An X-ray (radiograph) is a noninvasive medical test that helps physicians diagnose and treat medical conditions. Imaging with x-rays involves exposing a part of the body to a small dose of ionizing radiation ionizing to produce pictures of the inside of the body. X-rays are the oldest and most frequently used form of medical imaging.
One of the diagnostic tools that the Annie Jeffrey Health Center Radiology Department uses is called a MRI. A magnetic resonance imaging (MRI) is an imaging technique that uses magnetic forces instead of radiation to take pictures of muscular and soft tissues that typically involve injuries of the shoulders, knees, spine, brain, and other areas. This portable unit comes to Annie Jeffrey Health Center once a week for the patients in our community.
Annie Jeffrey Health Center has an in-house CT Scanner. A CT scanner is a piece of equipment that the patient lies on while a fan beam of x-ray is created as the rotating frame spins the x-ray tube and detector around the patient. The most common uses for a CT scan are for head, chest, abdomen, pelvis or spinal injuries.
Ultrasound, also called sonography, is a diagnostic medical procedure that uses high-frequency sound waves to produce dynamic visual images of organs, tissues or blood flow inside the body. The high-frequency sound waves are transmitted to the area of interest and the returning echoes recorded. Ultrasound can be used to examine many parts of the body, such as the abdomen, breasts, female reproductive system, prostate, heart and blood vessels and more. In obstetrics ultrasound is used to study the size and age of the fetus, as well as to examine the fetus for birth defects or other potential problems. In the abdomen, it is used to detect abnormalities such as gallstones or liver disease.
Another Radiology test offered at Annie Jeffrey is a bone density radiology procedure. Calcium and protein make up your bones. There is a hard outer bone and a spongy inner bone. As you grow from infancy through the early 30’s, your bone is steadily renewing and replacing itself to stay dense and strong. As you enter your mid-thirties, the ability to replace old bone is diminished. This causes the outer bone to become thinner and the holes in the inner bone to become larger and weaker. Over time, your bones are not as strong as they used to be.
Mammography screening is the single most effective method of early detection of breast cancer. The sooner breast cancer is detected, the less likely a woman will need highly invasive and uncomfortable treatments and the more likely she will survive the disease. In the United States, one out of seven women will develop breast cancer in her lifetime. Significant progress in mammography technology is helping physicians to diagnose the disease earlier with improved outcomes. Today, there are more than 2 million breast cancer survivors in the United States. An annual mammogram is recommended for women over age 40. A PET/CT scan is noninvasive, painless and takes about 30 minutes. PET, or positron emission tomography identifies cancerous cells - even at an early stage when other modalities may miss them. CT, or computed tomography, yields a detailed picture of the body’s anatomical structures by taking X-ray slices of the body. The combined PET/CT machine allows physicians to rapidly perform both scans in one session without having to move the patient. This means physicians can precisely overlay the data of the PET scan and the detailed data of the CT scan to pinpoint the location and stage of tumors. While PET/CT is primarily used in cancer treatment, it also is used in cardiology and brain imaging.

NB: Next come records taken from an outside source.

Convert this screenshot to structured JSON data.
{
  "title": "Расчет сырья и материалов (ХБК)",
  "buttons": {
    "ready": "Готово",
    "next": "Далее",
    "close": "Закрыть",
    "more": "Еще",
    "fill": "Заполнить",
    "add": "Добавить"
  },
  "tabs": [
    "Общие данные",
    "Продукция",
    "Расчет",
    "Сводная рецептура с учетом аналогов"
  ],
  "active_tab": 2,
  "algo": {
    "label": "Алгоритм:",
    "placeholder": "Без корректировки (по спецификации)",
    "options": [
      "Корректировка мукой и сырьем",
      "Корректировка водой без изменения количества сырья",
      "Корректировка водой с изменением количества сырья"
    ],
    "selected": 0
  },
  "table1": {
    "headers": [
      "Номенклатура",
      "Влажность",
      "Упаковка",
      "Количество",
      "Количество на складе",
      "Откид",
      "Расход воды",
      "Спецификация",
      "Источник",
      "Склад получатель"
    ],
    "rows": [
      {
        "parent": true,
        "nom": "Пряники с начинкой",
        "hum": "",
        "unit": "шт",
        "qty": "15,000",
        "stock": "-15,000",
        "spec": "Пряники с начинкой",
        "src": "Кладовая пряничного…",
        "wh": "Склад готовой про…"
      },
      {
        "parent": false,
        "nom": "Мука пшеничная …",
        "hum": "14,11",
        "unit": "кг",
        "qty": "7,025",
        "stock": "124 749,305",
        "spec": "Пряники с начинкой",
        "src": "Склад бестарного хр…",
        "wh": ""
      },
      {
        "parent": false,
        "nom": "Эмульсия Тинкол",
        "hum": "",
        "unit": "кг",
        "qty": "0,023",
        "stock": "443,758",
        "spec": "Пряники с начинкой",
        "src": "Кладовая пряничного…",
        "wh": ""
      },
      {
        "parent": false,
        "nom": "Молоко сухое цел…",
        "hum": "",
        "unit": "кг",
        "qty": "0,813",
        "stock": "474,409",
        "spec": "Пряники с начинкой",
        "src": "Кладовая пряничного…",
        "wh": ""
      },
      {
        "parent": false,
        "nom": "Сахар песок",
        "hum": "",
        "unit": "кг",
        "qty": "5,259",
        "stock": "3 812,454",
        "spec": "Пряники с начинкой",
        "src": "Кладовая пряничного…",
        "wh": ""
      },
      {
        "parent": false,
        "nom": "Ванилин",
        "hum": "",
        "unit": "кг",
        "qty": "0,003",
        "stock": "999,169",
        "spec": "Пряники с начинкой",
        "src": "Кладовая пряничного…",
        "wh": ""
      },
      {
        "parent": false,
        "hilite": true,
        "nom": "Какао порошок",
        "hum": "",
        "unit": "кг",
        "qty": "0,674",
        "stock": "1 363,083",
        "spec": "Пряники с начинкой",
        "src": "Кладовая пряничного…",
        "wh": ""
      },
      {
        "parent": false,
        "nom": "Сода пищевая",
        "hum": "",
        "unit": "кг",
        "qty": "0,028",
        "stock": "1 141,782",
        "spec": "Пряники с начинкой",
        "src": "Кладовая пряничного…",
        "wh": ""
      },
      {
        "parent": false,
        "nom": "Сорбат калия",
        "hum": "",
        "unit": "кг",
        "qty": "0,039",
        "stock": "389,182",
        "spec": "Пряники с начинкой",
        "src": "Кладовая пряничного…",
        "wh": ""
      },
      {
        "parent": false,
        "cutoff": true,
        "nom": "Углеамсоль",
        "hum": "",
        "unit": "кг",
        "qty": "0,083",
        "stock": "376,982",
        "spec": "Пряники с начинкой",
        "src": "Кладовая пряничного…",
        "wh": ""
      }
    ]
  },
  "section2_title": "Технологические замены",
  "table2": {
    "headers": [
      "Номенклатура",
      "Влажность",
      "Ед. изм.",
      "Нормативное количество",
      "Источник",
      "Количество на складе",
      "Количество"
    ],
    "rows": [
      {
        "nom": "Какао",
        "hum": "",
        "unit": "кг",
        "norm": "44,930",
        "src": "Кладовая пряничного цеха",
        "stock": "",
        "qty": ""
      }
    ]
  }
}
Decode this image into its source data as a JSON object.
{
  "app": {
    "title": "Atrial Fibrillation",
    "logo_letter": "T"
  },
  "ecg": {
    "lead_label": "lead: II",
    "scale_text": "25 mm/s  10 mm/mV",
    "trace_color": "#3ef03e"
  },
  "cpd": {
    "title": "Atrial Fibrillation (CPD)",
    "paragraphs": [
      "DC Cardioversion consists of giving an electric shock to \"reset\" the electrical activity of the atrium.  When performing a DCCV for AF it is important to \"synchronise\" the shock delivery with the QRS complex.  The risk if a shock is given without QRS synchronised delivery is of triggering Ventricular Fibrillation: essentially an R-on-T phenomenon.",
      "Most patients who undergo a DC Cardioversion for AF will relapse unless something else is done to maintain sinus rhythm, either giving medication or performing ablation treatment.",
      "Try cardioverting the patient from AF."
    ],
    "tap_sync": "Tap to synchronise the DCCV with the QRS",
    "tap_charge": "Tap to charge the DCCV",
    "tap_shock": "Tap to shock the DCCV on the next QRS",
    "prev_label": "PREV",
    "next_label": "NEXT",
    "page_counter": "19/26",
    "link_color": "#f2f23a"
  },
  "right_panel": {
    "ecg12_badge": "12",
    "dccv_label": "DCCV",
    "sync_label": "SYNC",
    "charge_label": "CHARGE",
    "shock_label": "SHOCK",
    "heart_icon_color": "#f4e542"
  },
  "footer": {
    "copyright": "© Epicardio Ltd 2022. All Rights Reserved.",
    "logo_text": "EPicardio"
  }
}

Nuclear medicine is a branch of medical imaging that uses small amounts of radioactive material to diagnose or treat a variety of diseases, including many types of cancers, heart disease and certain other abnormalities within the body. Nuclear medicine imaging procedures are noninvasive and, with the exception of intravenous injections, are usually painless medical tests that help physicians diagnose medical conditions.